Required work | Go through the entries and copy every line that has the string "title" in it.

Data for processing below:

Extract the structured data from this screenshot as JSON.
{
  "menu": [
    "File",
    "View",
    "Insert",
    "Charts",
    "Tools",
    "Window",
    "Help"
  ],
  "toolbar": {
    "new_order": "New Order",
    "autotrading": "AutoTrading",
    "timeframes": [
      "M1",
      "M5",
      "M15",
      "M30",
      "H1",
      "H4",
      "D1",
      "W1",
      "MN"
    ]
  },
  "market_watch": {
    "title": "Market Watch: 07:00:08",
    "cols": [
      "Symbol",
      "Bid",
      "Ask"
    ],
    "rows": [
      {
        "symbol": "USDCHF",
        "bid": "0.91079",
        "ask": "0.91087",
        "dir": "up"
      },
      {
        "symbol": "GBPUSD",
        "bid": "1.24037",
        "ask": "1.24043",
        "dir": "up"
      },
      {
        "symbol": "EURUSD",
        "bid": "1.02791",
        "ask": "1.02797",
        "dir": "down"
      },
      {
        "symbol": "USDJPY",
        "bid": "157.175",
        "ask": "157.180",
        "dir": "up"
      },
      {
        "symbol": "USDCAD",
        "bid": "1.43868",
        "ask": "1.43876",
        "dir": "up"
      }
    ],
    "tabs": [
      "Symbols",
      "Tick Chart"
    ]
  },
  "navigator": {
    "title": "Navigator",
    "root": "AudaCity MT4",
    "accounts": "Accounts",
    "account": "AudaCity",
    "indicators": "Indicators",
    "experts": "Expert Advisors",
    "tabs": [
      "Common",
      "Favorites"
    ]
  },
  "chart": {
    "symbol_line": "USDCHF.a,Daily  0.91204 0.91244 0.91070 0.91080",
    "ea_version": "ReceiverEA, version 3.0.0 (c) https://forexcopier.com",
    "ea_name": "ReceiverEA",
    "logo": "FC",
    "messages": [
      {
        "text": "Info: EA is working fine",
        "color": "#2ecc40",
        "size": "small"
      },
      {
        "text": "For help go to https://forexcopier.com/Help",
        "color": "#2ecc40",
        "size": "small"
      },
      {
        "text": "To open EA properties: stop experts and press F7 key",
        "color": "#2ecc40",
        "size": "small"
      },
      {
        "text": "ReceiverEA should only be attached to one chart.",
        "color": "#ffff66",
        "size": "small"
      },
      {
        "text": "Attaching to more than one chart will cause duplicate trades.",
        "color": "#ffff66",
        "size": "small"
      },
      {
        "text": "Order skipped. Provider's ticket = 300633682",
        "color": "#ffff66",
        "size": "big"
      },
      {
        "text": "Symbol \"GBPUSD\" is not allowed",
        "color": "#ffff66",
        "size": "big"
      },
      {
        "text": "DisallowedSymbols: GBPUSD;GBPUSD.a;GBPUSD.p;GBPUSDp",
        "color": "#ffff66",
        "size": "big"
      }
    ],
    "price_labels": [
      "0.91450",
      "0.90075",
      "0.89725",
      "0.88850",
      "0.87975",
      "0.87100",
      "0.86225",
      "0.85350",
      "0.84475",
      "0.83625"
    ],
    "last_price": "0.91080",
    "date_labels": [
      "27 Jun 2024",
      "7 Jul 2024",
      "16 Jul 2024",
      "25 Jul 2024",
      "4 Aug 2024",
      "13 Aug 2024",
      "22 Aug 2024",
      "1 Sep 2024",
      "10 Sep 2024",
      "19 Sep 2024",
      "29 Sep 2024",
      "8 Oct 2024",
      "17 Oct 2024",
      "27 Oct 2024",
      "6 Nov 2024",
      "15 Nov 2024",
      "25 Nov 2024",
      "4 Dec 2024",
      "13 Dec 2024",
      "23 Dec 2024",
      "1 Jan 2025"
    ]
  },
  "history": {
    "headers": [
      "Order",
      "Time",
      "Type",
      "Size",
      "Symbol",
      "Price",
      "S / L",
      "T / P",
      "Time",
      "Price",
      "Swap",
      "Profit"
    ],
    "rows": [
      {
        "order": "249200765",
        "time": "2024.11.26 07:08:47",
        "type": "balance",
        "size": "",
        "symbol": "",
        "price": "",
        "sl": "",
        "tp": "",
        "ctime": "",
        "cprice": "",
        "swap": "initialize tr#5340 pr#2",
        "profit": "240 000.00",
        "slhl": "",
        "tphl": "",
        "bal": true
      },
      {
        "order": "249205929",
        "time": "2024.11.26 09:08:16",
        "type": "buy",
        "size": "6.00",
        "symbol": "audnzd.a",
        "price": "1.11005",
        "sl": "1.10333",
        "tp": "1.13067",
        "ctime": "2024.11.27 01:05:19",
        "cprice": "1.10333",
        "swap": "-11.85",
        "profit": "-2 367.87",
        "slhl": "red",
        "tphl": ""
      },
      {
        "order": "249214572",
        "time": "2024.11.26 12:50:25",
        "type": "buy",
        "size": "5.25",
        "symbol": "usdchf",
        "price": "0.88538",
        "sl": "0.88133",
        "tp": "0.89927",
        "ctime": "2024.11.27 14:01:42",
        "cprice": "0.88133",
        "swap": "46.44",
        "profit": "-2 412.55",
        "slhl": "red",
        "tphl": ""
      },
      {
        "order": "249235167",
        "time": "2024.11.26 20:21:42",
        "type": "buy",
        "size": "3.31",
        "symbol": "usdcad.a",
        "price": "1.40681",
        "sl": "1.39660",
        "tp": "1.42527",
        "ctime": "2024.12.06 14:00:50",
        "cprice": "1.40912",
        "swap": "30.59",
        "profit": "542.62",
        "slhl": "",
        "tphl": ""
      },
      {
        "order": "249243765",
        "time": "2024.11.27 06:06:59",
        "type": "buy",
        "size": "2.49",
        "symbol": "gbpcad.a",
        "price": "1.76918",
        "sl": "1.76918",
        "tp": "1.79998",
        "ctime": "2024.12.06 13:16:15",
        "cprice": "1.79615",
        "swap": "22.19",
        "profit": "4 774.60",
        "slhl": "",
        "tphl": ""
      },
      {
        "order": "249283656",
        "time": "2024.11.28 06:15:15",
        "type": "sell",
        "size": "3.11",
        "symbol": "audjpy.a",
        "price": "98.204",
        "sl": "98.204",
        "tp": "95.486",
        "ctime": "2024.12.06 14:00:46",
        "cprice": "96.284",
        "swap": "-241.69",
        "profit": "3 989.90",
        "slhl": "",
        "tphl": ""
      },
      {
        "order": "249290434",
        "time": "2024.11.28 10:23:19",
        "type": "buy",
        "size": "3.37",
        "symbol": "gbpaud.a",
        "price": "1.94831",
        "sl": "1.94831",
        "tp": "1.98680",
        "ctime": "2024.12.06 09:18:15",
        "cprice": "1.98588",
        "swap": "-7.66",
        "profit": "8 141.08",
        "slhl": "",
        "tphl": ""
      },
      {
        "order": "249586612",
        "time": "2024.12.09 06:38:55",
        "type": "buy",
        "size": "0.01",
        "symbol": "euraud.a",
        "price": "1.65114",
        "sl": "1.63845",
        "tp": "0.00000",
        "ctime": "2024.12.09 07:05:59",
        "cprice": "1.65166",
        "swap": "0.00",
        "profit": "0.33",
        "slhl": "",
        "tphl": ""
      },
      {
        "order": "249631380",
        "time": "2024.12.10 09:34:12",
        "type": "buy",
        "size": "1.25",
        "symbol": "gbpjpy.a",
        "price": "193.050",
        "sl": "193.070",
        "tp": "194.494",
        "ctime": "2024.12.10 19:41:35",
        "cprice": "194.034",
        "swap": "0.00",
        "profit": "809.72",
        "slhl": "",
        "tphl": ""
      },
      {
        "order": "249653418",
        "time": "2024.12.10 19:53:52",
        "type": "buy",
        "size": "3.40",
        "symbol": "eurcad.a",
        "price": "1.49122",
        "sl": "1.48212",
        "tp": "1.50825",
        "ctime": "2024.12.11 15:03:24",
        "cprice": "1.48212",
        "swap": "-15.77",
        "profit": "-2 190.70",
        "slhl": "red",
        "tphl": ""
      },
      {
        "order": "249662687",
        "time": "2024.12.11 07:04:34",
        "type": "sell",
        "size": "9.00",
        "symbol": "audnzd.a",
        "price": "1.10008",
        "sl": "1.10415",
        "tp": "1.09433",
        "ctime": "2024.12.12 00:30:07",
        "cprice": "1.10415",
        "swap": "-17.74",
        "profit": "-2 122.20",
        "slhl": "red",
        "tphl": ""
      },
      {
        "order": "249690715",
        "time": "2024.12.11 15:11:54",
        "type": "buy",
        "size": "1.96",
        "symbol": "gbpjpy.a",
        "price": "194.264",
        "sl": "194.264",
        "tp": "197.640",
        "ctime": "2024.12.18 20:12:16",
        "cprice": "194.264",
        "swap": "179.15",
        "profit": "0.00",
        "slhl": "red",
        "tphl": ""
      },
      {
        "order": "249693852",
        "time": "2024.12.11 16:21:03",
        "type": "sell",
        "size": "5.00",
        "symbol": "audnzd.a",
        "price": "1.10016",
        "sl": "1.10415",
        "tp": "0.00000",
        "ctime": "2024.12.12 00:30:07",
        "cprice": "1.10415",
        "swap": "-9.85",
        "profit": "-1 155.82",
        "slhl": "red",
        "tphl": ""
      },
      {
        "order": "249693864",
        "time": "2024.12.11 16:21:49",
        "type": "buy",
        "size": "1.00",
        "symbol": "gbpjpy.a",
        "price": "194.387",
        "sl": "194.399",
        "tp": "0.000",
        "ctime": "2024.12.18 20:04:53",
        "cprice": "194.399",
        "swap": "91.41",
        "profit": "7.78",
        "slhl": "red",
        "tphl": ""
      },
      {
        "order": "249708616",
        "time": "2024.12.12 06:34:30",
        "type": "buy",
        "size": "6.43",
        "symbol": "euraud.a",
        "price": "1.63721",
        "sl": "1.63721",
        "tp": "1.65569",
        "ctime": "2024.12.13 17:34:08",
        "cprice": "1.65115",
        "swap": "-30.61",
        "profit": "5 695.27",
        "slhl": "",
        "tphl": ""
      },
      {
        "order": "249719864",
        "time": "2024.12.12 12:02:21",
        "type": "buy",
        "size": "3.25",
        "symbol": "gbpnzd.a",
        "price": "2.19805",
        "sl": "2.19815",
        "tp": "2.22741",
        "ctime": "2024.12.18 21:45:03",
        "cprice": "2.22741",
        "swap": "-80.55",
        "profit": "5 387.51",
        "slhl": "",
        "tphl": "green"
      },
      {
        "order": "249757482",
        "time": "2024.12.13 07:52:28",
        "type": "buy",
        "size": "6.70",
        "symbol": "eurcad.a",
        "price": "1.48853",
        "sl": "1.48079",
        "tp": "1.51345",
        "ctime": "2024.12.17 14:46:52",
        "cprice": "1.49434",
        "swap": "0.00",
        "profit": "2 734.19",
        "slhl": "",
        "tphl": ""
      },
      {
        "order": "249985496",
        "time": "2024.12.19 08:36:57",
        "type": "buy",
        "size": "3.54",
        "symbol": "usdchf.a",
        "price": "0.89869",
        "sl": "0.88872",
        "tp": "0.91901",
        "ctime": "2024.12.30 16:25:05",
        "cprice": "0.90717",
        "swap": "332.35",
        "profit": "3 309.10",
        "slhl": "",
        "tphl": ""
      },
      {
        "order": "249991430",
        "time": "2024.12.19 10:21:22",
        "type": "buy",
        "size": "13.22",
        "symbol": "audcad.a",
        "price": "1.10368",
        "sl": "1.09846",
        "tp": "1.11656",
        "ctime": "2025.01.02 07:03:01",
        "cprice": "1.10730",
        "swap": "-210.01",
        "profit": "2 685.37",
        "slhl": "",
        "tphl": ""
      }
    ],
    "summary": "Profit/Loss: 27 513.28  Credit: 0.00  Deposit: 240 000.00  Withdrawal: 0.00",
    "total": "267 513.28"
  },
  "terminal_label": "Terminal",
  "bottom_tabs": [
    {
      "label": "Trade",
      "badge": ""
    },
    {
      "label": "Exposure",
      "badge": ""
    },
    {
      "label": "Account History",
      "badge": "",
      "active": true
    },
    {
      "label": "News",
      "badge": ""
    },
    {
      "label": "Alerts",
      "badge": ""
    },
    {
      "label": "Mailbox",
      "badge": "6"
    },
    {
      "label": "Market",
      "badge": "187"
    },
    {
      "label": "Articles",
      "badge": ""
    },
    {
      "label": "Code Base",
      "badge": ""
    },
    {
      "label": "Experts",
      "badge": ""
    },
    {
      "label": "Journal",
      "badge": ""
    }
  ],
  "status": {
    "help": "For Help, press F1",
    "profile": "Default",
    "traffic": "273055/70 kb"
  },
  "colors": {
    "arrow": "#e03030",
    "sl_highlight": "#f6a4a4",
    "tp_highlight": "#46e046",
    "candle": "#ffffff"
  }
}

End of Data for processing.

Worked solution |
    "title": "Market Watch: 07:00:08",
    "title": "Navigator",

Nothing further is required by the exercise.